═════ RECORDS SUPPLIED

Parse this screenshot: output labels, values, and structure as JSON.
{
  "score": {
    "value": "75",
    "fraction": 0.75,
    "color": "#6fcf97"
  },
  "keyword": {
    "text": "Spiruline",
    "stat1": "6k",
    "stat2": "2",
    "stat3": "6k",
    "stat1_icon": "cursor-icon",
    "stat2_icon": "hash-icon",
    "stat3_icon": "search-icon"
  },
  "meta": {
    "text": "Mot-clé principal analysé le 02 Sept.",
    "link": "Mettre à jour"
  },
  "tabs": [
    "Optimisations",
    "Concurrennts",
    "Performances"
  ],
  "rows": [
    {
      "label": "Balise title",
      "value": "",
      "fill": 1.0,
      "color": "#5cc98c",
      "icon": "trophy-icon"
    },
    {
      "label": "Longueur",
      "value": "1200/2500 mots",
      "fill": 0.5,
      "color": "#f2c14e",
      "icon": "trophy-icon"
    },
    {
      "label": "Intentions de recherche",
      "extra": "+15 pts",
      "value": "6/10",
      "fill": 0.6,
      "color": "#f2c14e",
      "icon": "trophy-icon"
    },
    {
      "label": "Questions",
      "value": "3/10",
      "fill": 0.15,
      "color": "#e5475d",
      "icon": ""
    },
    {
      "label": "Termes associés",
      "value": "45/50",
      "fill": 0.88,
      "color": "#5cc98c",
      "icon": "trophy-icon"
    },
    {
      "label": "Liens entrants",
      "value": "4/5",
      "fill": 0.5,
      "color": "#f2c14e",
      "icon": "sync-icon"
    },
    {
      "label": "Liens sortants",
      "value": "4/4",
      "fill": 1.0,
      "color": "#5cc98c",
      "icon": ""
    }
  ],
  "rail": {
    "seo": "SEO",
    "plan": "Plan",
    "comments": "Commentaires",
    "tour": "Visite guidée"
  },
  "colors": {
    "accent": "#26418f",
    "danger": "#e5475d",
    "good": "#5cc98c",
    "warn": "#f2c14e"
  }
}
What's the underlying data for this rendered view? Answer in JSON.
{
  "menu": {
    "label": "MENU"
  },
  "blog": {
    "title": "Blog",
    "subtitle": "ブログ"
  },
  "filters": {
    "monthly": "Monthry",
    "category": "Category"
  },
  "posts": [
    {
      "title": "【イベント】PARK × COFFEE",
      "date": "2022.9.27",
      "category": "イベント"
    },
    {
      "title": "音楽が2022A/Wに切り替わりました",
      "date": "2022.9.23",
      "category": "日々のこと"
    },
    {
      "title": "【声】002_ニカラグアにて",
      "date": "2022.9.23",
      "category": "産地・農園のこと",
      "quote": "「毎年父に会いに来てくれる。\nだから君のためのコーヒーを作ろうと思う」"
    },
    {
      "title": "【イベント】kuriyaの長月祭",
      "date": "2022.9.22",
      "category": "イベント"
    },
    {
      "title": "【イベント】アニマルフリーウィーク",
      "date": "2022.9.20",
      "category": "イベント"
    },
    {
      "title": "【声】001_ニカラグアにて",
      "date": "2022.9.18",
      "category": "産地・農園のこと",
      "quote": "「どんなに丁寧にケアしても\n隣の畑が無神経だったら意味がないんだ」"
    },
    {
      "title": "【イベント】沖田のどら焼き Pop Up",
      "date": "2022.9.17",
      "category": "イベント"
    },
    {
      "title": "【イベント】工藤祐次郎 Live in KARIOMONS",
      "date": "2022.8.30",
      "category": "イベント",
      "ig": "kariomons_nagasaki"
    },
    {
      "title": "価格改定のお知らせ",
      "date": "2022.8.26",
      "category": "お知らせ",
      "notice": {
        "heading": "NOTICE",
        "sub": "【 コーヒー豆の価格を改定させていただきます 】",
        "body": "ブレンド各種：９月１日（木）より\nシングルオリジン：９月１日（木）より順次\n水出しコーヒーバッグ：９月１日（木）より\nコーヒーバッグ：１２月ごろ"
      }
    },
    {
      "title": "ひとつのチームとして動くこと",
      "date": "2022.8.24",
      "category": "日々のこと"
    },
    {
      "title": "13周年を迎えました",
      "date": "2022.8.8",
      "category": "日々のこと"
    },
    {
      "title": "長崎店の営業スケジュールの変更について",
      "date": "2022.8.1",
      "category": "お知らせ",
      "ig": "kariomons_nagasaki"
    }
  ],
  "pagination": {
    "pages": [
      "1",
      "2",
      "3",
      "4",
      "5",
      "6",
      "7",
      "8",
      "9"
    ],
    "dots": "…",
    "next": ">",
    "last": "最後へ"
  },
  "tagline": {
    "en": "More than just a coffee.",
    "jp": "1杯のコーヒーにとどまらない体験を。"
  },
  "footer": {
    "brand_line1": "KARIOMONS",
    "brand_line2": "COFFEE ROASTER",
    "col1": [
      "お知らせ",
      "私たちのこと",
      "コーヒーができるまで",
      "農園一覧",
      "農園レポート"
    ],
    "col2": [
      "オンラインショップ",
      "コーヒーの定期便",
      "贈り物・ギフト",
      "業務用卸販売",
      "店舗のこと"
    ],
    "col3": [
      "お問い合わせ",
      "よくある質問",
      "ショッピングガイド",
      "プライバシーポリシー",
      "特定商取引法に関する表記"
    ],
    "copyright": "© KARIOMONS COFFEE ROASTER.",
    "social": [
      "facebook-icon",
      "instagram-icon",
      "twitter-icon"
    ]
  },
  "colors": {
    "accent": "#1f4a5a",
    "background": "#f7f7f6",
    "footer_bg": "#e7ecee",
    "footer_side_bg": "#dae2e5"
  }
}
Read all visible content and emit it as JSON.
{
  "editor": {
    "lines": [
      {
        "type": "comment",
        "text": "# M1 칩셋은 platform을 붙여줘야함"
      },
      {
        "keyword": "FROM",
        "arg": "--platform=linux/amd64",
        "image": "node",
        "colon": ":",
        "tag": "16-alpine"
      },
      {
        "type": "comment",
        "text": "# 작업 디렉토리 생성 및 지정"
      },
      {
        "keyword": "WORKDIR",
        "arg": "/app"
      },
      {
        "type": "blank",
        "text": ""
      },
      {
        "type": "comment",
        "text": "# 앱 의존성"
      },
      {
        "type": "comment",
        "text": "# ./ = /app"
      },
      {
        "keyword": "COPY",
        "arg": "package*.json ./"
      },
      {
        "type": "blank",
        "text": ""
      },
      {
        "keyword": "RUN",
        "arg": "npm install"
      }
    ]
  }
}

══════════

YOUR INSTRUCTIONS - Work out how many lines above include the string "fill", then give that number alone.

EXERCISE SOLUTION - 7